#### About this exercise
Please return the data that follows precisely as written, but without the images.

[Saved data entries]
◇ ◇ ◇

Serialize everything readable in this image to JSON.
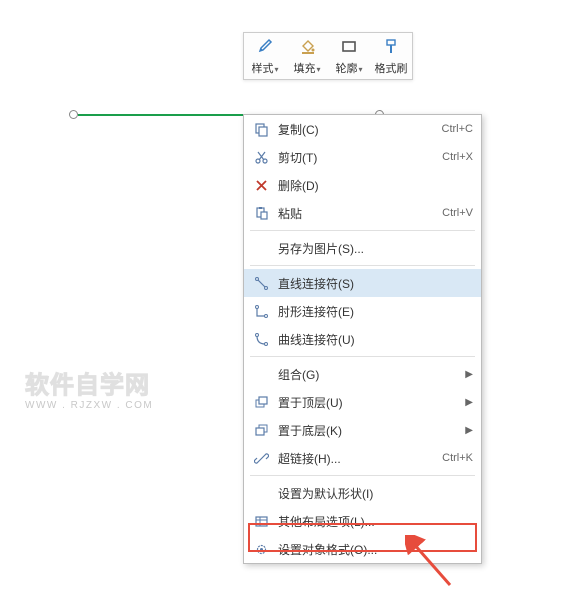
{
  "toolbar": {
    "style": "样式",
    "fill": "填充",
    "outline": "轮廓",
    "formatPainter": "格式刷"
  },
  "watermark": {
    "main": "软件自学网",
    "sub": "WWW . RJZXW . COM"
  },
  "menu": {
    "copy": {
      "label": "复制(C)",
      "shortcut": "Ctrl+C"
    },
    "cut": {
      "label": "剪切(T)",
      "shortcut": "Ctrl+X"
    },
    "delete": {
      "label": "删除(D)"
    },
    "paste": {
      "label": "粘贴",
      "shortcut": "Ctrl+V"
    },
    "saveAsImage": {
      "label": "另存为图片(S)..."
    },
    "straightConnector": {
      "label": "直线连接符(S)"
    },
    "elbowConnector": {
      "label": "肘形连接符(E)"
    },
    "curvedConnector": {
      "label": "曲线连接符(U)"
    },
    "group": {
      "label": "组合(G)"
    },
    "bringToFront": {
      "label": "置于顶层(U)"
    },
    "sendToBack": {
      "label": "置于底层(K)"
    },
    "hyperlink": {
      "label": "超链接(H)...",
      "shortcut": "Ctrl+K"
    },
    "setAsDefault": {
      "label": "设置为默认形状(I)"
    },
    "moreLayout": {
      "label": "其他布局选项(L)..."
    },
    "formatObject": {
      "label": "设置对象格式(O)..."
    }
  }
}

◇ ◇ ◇

#### Answer to the problem
Serialize everything readable in this image to JSON.
{
  "toolbar": {
    "style": "样式",
    "fill": "填充",
    "outline": "轮廓",
    "formatPainter": "格式刷"
  },
  "watermark": {
    "main": "软件自学网",
    "sub": "WWW . RJZXW . COM"
  },
  "menu": {
    "copy": {
      "label": "复制(C)",
      "shortcut": "Ctrl+C"
    },
    "cut": {
      "label": "剪切(T)",
      "shortcut": "Ctrl+X"
    },
    "delete": {
      "label": "删除(D)"
    },
    "paste": {
      "label": "粘贴",
      "shortcut": "Ctrl+V"
    },
    "saveAsImage": {
      "label": "另存为图片(S)..."
    },
    "straightConnector": {
      "label": "直线连接符(S)"
    },
    "elbowConnector": {
      "label": "肘形连接符(E)"
    },
    "curvedConnector": {
      "label": "曲线连接符(U)"
    },
    "group": {
      "label": "组合(G)"
    },
    "bringToFront": {
      "label": "置于顶层(U)"
    },
    "sendToBack": {
      "label": "置于底层(K)"
    },
    "hyperlink": {
      "label": "超链接(H)...",
      "shortcut": "Ctrl+K"
    },
    "setAsDefault": {
      "label": "设置为默认形状(I)"
    },
    "moreLayout": {
      "label": "其他布局选项(L)..."
    },
    "formatObject": {
      "label": "设置对象格式(O)..."
    }
  }
}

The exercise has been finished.